▶ [Exercise description]
Set down all of the entries exactly, leaving nothing out.

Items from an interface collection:

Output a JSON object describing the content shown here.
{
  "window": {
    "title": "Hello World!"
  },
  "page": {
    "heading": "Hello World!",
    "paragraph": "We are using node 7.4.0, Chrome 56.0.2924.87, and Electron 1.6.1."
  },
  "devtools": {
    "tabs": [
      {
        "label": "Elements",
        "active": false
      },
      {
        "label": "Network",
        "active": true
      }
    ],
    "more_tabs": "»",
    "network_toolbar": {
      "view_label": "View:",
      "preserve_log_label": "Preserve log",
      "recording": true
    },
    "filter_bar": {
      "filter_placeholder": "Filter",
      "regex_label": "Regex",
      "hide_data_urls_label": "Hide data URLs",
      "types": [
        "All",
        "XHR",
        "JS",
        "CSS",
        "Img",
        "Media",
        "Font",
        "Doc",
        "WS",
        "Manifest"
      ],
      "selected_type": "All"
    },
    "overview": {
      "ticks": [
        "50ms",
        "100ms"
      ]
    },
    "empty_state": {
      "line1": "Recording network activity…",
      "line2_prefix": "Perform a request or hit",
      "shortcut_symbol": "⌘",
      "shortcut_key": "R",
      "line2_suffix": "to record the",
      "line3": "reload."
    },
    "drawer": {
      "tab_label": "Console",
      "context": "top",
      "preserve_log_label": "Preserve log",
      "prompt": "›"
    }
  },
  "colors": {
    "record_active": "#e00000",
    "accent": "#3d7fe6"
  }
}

▶ [Finished exercise]
Output a JSON object describing the content shown here.
{
  "window": {
    "title": "Hello World!"
  },
  "page": {
    "heading": "Hello World!",
    "paragraph": "We are using node 7.4.0, Chrome 56.0.2924.87, and Electron 1.6.1."
  },
  "devtools": {
    "tabs": [
      {
        "label": "Elements",
        "active": false
      },
      {
        "label": "Network",
        "active": true
      }
    ],
    "more_tabs": "»",
    "network_toolbar": {
      "view_label": "View:",
      "preserve_log_label": "Preserve log",
      "recording": true
    },
    "filter_bar": {
      "filter_placeholder": "Filter",
      "regex_label": "Regex",
      "hide_data_urls_label": "Hide data URLs",
      "types": [
        "All",
        "XHR",
        "JS",
        "CSS",
        "Img",
        "Media",
        "Font",
        "Doc",
        "WS",
        "Manifest"
      ],
      "selected_type": "All"
    },
    "overview": {
      "ticks": [
        "50ms",
        "100ms"
      ]
    },
    "empty_state": {
      "line1": "Recording network activity…",
      "line2_prefix": "Perform a request or hit",
      "shortcut_symbol": "⌘",
      "shortcut_key": "R",
      "line2_suffix": "to record the",
      "line3": "reload."
    },
    "drawer": {
      "tab_label": "Console",
      "context": "top",
      "preserve_log_label": "Preserve log",
      "prompt": "›"
    }
  },
  "colors": {
    "record_active": "#e00000",
    "accent": "#3d7fe6"
  }
}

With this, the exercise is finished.